Look Inwards to See Why You Feel This Way
Isolation is one of the most common reasons for feeling a lack of support. Ask yourself and reflect to see if you may have been shutting others out when they wanted to help you in your recovery. Maybe you are doing this because you are afraid to talk to others about what you are going through and what you are thinking or think they won’t understand. Explaining addiction to someone that has not gone through it themselves can be difficult. They may sympathize with you, but they will not understand the true depths of pain that the disease can bring. For those that have gone through it, it can be easy to compare your experience with theirs, causing you to shut down when you have the opportunity to share with other sober people.
Remember that your story deserves to be heard, and people out there want to help you. You have to do your part and share to get the support you need in return; otherwise, other people won’t know that you need help.
Open Up to Friends and Family
The only way others will know that you need more support is to open up to them. Opening up can be frightening sometimes and may have you feeling anxious. Remember that those who love you want you to heal and be there for you when you need it. Sometimes life gets busy, but reaching out can let people know that you need a little extra love.
Even if you find yourself opening up to those that haven’t gone through addiction themselves, you should remember that they can provide the support that you may need to keep going in your recovery. They may have advice on how you can handle stressful situations -- just because they are not in recovery doesn’t mean they don’t deal with stress. Consider opening up to a trusted close friend or family member that has been there for you in your recovery before. They should be someone you know is willing to listen and help you get through any rough patches. This way, you can get the support and encouragement you need from those that mean the most to you.
Grow Your Sober Support Circle
Sometimes you need a little more help than what your friends and family that have not gone through addiction can offer. General advice can only go so far, and those that have been sober for an extended period are often great people to talk to because they can share coping mechanisms that have worked for them when they hit a rough patch. Sometimes empathy is better than sympathy because you know that this person knows exactly the pain you went through with addiction.
To find more sober people to expand your support circle, consider going to support groups or joining online chatrooms for sober individuals. 12-step programs and other addiction recovery groups are typically full of supportive sober individuals that want to help each other stay accountable in their sobriety. Meet new people, make some friends by going to one of these groups, introduce yourself, and talk to the people there about what you are going through. You may just find exactly what you need to keep progressing.

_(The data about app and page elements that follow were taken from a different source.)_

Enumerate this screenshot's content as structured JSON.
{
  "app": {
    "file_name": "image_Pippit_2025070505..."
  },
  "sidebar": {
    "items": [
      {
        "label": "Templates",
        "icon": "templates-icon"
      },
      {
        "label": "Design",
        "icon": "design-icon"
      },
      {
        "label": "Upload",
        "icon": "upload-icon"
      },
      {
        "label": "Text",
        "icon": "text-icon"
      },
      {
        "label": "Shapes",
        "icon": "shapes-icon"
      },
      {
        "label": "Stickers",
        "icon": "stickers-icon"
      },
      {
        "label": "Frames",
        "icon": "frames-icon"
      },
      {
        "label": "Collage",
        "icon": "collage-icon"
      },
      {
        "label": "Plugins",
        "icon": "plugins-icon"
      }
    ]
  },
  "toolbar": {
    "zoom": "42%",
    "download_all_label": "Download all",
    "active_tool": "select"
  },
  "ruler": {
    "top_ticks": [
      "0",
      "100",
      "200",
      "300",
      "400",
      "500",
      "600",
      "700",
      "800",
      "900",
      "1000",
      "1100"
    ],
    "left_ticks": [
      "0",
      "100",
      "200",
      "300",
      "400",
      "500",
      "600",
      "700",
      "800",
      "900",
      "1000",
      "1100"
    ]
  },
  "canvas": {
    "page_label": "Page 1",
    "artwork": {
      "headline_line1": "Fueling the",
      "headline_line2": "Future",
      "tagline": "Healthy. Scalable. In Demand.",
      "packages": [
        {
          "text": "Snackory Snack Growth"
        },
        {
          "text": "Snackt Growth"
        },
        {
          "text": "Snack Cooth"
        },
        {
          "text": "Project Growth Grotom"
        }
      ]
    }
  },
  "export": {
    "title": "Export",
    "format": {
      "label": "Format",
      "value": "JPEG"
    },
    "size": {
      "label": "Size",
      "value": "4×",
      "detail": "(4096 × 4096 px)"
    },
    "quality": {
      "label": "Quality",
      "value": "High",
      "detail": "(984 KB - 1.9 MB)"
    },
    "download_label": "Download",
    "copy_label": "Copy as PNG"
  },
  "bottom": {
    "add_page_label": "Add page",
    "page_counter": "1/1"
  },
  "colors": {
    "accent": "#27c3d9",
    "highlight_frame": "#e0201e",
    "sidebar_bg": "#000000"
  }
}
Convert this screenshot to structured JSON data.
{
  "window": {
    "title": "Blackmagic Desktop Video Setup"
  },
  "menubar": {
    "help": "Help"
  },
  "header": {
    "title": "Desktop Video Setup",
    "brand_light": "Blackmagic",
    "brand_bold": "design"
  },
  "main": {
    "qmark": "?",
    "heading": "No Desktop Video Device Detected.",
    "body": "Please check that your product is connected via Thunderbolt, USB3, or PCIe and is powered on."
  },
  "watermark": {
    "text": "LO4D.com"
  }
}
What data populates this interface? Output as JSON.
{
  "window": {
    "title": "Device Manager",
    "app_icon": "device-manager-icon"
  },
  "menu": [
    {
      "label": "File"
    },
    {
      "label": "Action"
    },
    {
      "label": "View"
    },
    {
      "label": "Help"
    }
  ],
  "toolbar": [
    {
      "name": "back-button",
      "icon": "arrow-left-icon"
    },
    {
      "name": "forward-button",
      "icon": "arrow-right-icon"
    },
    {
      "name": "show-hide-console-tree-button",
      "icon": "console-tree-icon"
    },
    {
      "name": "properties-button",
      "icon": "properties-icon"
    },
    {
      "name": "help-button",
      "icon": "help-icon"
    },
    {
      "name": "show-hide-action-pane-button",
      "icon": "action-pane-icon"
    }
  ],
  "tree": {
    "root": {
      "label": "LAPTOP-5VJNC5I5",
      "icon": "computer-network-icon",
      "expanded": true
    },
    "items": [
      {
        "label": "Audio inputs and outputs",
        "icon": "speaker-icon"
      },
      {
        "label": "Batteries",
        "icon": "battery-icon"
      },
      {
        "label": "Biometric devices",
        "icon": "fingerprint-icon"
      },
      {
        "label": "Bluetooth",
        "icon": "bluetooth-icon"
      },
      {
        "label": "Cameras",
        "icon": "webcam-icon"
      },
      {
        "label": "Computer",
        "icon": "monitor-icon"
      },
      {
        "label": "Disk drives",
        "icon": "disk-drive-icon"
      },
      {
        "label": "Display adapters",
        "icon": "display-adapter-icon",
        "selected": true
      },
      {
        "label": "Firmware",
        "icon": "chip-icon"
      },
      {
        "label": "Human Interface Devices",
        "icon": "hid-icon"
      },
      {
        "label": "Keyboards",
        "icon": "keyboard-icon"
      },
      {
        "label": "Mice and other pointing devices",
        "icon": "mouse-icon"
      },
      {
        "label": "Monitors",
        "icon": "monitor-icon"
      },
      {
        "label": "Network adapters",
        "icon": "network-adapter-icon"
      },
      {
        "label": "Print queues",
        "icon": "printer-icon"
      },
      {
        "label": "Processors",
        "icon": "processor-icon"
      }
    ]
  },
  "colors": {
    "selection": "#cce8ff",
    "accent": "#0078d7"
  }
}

While recovery can be lonely, you should also remember that sometimes other people aren’t going to be able to give you the support you need. All you have is yourself, and you should put effort into your well-being to ensure your relationship with yourself is healthy. Engaging in self-care and reminding yourself that you are worthy of healing and recovery is essential to ensure you can maintain your sobriety over time.
Recovery is not always linear, but instead takes ups and downs for everyone that goes through it. There will be times when you feel alone and cannot continue, but remember, there is always support. When you feel helpless in your recovery and like you need a little push from other people, consider reaching out to a trusted friend, a close family member, or another sober individual. Humans don’t have crystal balls or mind-reading capabilities to know when you are struggling instantly. Reaching out and expanding your circle is an excellent way to get the support you need. Most of all, though, you should practice self-care and take care of yourself in the meantime. This can make a huge difference in your recovery. Should you need extra help, contact Northstar Transitions today. We are professionally trained to help those struggling in recovery get back on track, and we would be happy to help you heal. Call us today at (303) 558-6400.